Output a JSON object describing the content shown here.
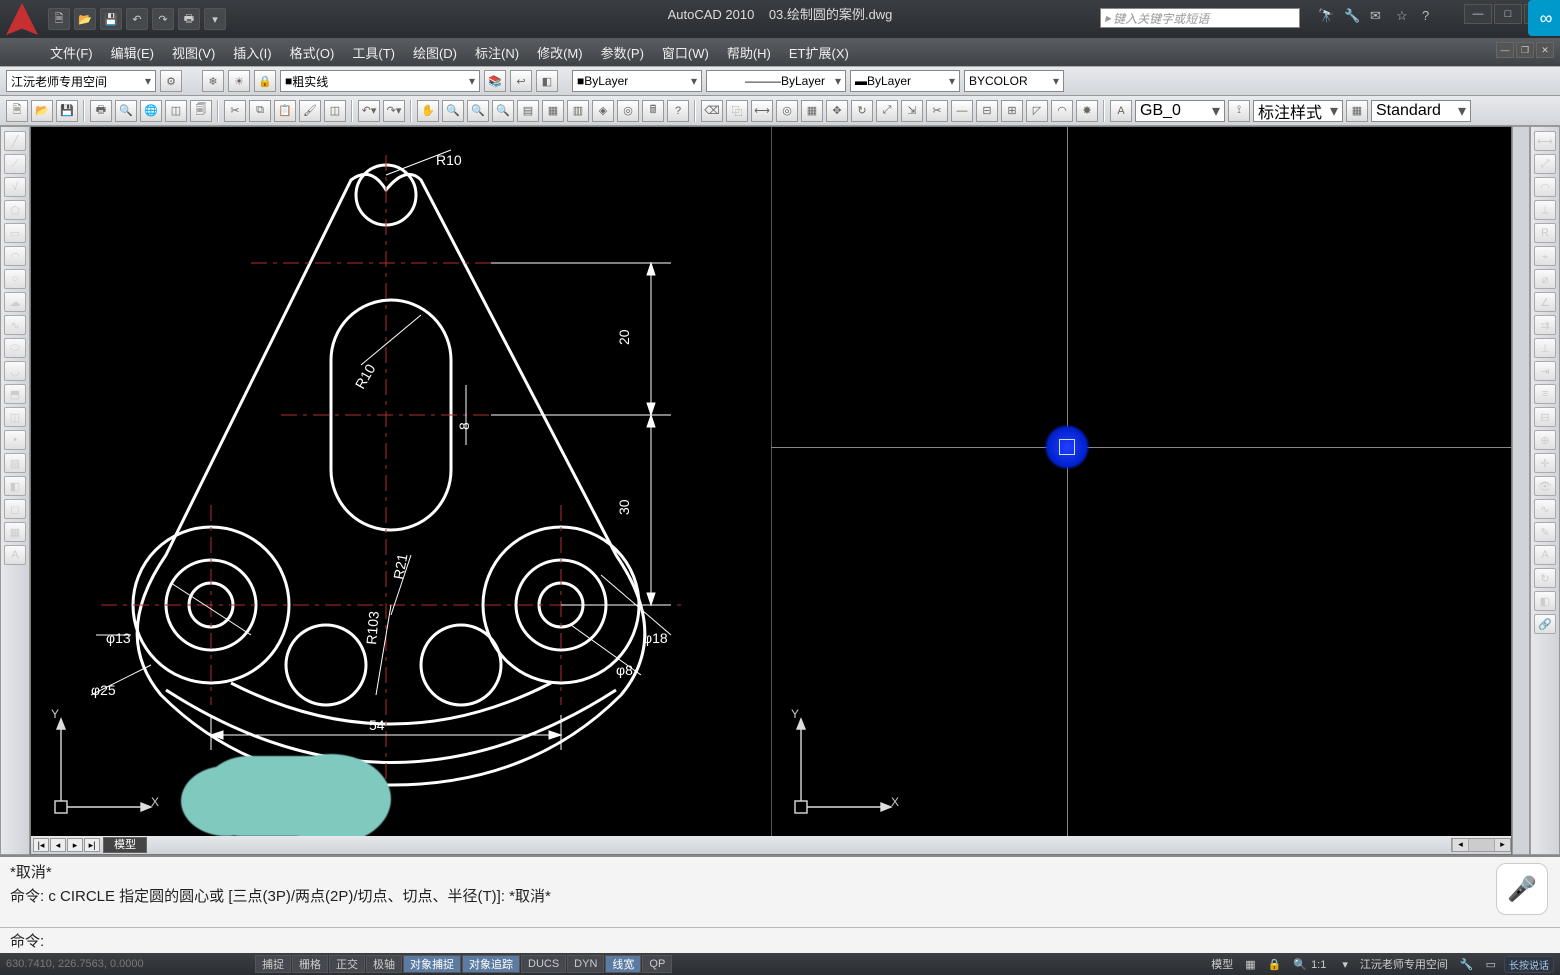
{
  "app": {
    "name": "AutoCAD 2010",
    "doc": "03.绘制圆的案例.dwg",
    "search_ph": "键入关键字或短语"
  },
  "menu": [
    "文件(F)",
    "编辑(E)",
    "视图(V)",
    "插入(I)",
    "格式(O)",
    "工具(T)",
    "绘图(D)",
    "标注(N)",
    "修改(M)",
    "参数(P)",
    "窗口(W)",
    "帮助(H)",
    "ET扩展(X)"
  ],
  "layerrow": {
    "workspace": "江沅老师专用空间",
    "linetype_layer": "粗实线",
    "color": "ByLayer",
    "ltype": "ByLayer",
    "lweight": "ByLayer",
    "plot": "BYCOLOR"
  },
  "text": {
    "style": "GB_0",
    "dimstyle": "标注样式",
    "tablestyle": "Standard"
  },
  "tabs": {
    "model": "模型"
  },
  "cmd": {
    "l1": "*取消*",
    "l2": "命令: c CIRCLE 指定圆的圆心或 [三点(3P)/两点(2P)/切点、切点、半径(T)]: *取消*",
    "prompt": "命令:"
  },
  "status": {
    "coord": "630.7410, 226.7563, 0.0000",
    "toggles": [
      {
        "t": "捕捉",
        "on": false
      },
      {
        "t": "栅格",
        "on": false
      },
      {
        "t": "正交",
        "on": false
      },
      {
        "t": "极轴",
        "on": false
      },
      {
        "t": "对象捕捉",
        "on": true
      },
      {
        "t": "对象追踪",
        "on": true
      },
      {
        "t": "DUCS",
        "on": false
      },
      {
        "t": "DYN",
        "on": false
      },
      {
        "t": "线宽",
        "on": true
      },
      {
        "t": "QP",
        "on": false
      }
    ],
    "right": {
      "modelspace": "模型",
      "scale": "1:1",
      "ws": "江沅老师专用空间",
      "voice": "长按说话"
    }
  },
  "dims": {
    "R10": "R10",
    "R10b": "R10",
    "d8": "8",
    "d20": "20",
    "d30": "30",
    "d54": "54",
    "R21": "R21",
    "R103": "R103",
    "p13": "φ13",
    "p25": "φ25",
    "p18": "φ18",
    "p8": "φ8",
    "X": "X",
    "Y": "Y"
  }
}
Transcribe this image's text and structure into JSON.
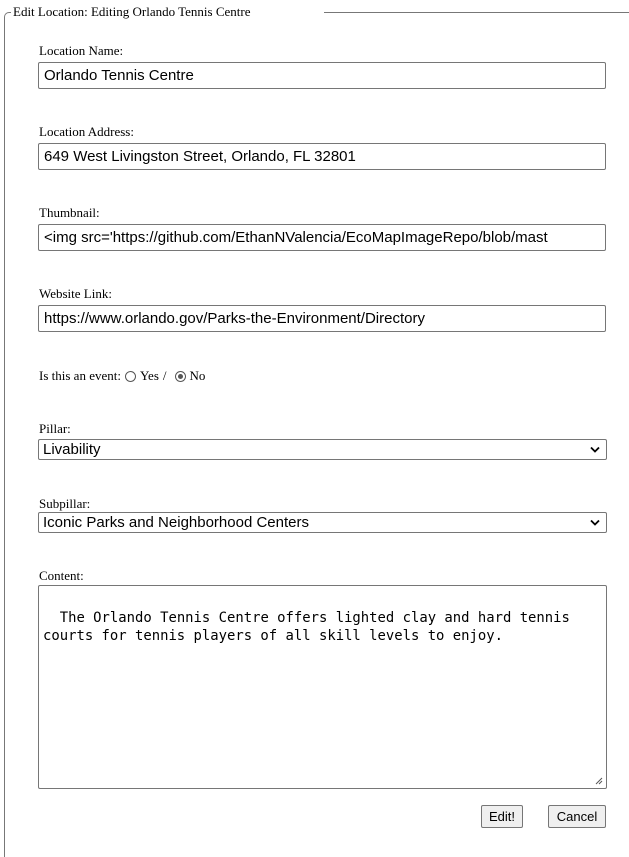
{
  "form": {
    "legend": "Edit Location: Editing Orlando Tennis Centre",
    "location_name": {
      "label": "Location Name:",
      "value": "Orlando Tennis Centre"
    },
    "location_address": {
      "label": "Location Address:",
      "value": "649 West Livingston Street, Orlando, FL 32801"
    },
    "thumbnail": {
      "label": "Thumbnail:",
      "value": "<img src='https://github.com/EthanNValencia/EcoMapImageRepo/blob/mast"
    },
    "website_link": {
      "label": "Website Link:",
      "value": "https://www.orlando.gov/Parks-the-Environment/Directory"
    },
    "is_event": {
      "label": "Is this an event:",
      "yes_label": "Yes",
      "separator": "/",
      "no_label": "No",
      "selected": "No"
    },
    "pillar": {
      "label": "Pillar:",
      "value": "Livability"
    },
    "subpillar": {
      "label": "Subpillar:",
      "value": "Iconic Parks and Neighborhood Centers"
    },
    "content": {
      "label": "Content:",
      "value": "The Orlando Tennis Centre offers lighted clay and hard tennis\ncourts for tennis players of all skill levels to enjoy."
    },
    "buttons": {
      "edit": "Edit!",
      "cancel": "Cancel"
    }
  }
}
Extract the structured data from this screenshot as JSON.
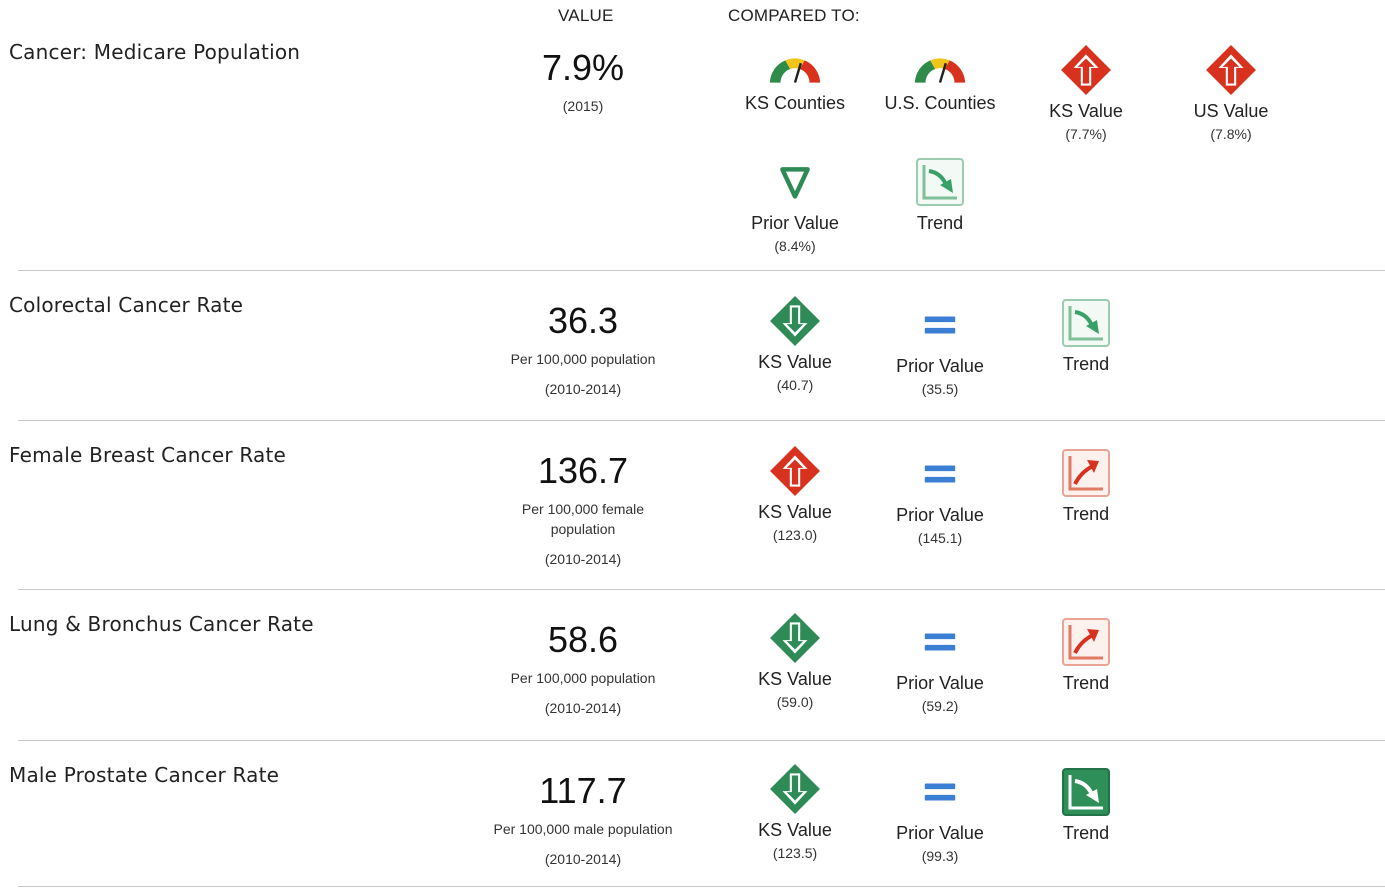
{
  "header": {
    "value_label": "VALUE",
    "compared_label": "COMPARED TO:"
  },
  "colors": {
    "good": "#2e8b57",
    "bad": "#d8321f",
    "neutral": "#3b7fd4",
    "trend_bad": "#e0553a",
    "trend_good": "#2f8f58"
  },
  "rows": [
    {
      "title": "Cancer: Medicare Population",
      "value": "7.9%",
      "unit": "",
      "year": "(2015)",
      "comparisons": [
        {
          "icon": "gauge-icon",
          "label": "KS Counties",
          "sub": ""
        },
        {
          "icon": "gauge-icon",
          "label": "U.S. Counties",
          "sub": ""
        },
        {
          "icon": "red-diamond-up-icon",
          "label": "KS Value",
          "sub": "(7.7%)"
        },
        {
          "icon": "red-diamond-up-icon",
          "label": "US Value",
          "sub": "(7.8%)"
        },
        {
          "icon": "green-triangle-down-icon",
          "label": "Prior Value",
          "sub": "(8.4%)"
        },
        {
          "icon": "trend-down-light-icon",
          "label": "Trend",
          "sub": ""
        }
      ]
    },
    {
      "title": "Colorectal Cancer Rate",
      "value": "36.3",
      "unit": "Per 100,000 population",
      "year": "(2010-2014)",
      "comparisons": [
        {
          "icon": "green-diamond-down-icon",
          "label": "KS Value",
          "sub": "(40.7)"
        },
        {
          "icon": "blue-equals-icon",
          "label": "Prior Value",
          "sub": "(35.5)"
        },
        {
          "icon": "trend-down-light-icon",
          "label": "Trend",
          "sub": ""
        }
      ]
    },
    {
      "title": "Female Breast Cancer Rate",
      "value": "136.7",
      "unit": "Per 100,000 female population",
      "year": "(2010-2014)",
      "comparisons": [
        {
          "icon": "red-diamond-up-icon",
          "label": "KS Value",
          "sub": "(123.0)"
        },
        {
          "icon": "blue-equals-icon",
          "label": "Prior Value",
          "sub": "(145.1)"
        },
        {
          "icon": "trend-up-red-icon",
          "label": "Trend",
          "sub": ""
        }
      ]
    },
    {
      "title": "Lung & Bronchus Cancer Rate",
      "value": "58.6",
      "unit": "Per 100,000 population",
      "year": "(2010-2014)",
      "comparisons": [
        {
          "icon": "green-diamond-down-icon",
          "label": "KS Value",
          "sub": "(59.0)"
        },
        {
          "icon": "blue-equals-icon",
          "label": "Prior Value",
          "sub": "(59.2)"
        },
        {
          "icon": "trend-up-red-icon",
          "label": "Trend",
          "sub": ""
        }
      ]
    },
    {
      "title": "Male Prostate Cancer Rate",
      "value": "117.7",
      "unit": "Per 100,000 male population",
      "year": "(2010-2014)",
      "comparisons": [
        {
          "icon": "green-diamond-down-icon",
          "label": "KS Value",
          "sub": "(123.5)"
        },
        {
          "icon": "blue-equals-icon",
          "label": "Prior Value",
          "sub": "(99.3)"
        },
        {
          "icon": "trend-down-dark-icon",
          "label": "Trend",
          "sub": ""
        }
      ]
    }
  ]
}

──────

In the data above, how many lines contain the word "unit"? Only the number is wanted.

### RESPONSE AREA
5